It wasn’t the interview. (I didn’t even know it was a thing until the memes started on my facebook feed. I don’t watch much tv and certainly not a show about rich people acting ignorant and poor when they are neither.)
It wasn’t what he said. (the man is entitled to an opinion and certainly free to share it)
It wasn’t him getting dismissed from the tv show. (the cable channel certainly have the right to retain those who represent their brand. Also, I don’t watch the show and have no attachment to it. If it was “Almost Human” on the other hand…)
It was the all the hullabaloo that started after. It was the perceived connection to religious freedom and the 1st Amendment right to free speech that got to me. It was the implication that somehow these statements about others (specifically African Americans and Homosexuals) represented Christ, Christianity and the Church.
They might represent Phil Robertson or maybe even his local church but they certainly do not represent me, my church, or my understanding of Christ.
Phil Robertson is my brother in Christ. We serve the same Lord. However, we might disagree on what exactly that looks like. And that’s ok. Frankly, the whole thing gave me opportunity to reflect on some things that are important to me. I like that about the internet and even Facebook. I did have a couple thoughts that I posted:

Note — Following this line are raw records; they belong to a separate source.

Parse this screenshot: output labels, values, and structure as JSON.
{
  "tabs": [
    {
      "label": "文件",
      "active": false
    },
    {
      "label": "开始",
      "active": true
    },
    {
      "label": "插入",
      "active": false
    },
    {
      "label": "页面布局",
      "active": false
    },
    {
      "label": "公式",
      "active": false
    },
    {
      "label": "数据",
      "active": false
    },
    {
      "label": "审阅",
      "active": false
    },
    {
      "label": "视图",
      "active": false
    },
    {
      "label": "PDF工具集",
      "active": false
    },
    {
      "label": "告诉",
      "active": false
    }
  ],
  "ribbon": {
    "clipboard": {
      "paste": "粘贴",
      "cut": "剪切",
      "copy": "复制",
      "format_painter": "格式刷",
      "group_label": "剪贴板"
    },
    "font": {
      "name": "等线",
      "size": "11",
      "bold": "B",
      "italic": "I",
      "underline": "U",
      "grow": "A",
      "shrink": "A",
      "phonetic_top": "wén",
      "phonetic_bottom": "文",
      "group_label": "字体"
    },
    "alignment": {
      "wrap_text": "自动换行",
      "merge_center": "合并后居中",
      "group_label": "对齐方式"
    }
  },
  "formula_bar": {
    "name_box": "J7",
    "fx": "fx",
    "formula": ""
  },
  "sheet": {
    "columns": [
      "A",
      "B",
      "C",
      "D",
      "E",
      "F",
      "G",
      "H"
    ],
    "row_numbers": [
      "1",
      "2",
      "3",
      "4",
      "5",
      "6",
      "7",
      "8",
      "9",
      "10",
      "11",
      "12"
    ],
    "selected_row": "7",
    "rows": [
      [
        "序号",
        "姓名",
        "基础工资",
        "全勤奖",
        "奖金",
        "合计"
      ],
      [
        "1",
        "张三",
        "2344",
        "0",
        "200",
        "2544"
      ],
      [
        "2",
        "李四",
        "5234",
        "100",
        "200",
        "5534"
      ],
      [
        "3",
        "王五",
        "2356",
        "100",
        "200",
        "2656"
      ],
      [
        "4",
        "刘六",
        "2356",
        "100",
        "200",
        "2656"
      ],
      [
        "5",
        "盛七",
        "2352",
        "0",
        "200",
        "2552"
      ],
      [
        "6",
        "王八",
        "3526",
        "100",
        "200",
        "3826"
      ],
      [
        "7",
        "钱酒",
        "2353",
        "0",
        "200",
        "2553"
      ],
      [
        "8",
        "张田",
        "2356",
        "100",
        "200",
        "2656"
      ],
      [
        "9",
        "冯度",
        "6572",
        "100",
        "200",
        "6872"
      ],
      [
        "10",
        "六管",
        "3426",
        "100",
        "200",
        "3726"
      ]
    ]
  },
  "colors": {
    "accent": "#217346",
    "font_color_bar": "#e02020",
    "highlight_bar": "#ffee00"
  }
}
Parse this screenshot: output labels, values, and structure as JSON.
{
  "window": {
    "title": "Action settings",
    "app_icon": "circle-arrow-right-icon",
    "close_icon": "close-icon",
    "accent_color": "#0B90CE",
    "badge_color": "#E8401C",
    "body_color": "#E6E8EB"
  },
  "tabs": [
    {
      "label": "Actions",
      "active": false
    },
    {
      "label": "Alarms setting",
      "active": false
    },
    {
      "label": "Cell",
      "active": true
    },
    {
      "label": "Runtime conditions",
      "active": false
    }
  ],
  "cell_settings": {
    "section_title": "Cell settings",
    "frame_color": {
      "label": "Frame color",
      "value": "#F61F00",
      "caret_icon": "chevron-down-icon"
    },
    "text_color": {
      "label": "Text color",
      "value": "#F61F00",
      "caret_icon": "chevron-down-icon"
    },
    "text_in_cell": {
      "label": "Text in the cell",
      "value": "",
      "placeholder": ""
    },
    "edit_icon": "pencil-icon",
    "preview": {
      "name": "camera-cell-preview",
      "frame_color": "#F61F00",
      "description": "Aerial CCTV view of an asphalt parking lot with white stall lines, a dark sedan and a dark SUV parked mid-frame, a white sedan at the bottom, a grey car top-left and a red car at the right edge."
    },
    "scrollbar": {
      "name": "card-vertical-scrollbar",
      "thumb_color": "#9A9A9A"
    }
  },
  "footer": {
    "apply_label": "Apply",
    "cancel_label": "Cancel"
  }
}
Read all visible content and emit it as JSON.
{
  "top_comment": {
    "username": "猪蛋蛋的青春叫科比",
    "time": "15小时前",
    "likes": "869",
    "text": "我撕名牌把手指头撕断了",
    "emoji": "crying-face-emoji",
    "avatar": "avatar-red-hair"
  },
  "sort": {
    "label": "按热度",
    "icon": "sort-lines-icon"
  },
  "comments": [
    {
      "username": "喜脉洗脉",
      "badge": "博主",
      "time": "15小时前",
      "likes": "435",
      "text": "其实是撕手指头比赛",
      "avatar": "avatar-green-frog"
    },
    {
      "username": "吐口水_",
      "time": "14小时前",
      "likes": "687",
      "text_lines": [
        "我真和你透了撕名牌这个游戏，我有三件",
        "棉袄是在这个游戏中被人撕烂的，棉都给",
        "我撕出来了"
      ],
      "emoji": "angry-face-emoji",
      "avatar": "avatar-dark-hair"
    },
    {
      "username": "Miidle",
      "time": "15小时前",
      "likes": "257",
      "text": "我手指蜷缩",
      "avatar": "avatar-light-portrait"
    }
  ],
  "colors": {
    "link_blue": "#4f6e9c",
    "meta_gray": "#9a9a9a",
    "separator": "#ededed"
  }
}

So… Here’s the thing. Freedom of speech is emphatically not the same thing as freedom from responsibility. The rich white guy certainly has the right to say what he wants and the rich entertainment company certainly has the right to fire him for it.
No one is losing their rights!!! They are just being held accountable.
Also, before the band wagon really gets going, perhaps this could be considered,
– should a private company be forced to re-hire (or unfire) a person who publically disagrees with their principles and values and no longer represents what they are about?
Should churches be able to fire pastors who no longer agree with and represent their theology/principles/values???
Still a free speech issue?
Both interesting thoughts I probably would not have had apart from this silliness.
A kerfuffle like this tends to highlight just how differently Christians tend to experience and interpret their faith. Whenever this happens, we start to separate into groups, building walls, lobbing mortars at a perceived enemy.
Here’s the truth, we’re all still family. There is room in my family for Phil Robertson and Ray Boltz. Al Mohler and Gene Robinson. Mark Driscoll and Frank Schaefer. Carlton Pearson and Ben Carson.
Our faith is big enough for all the family…. even the arguing cousins.
So, thanks GQ. Thanks Phil Robertson. May our Family be big enough for love…. and arguments…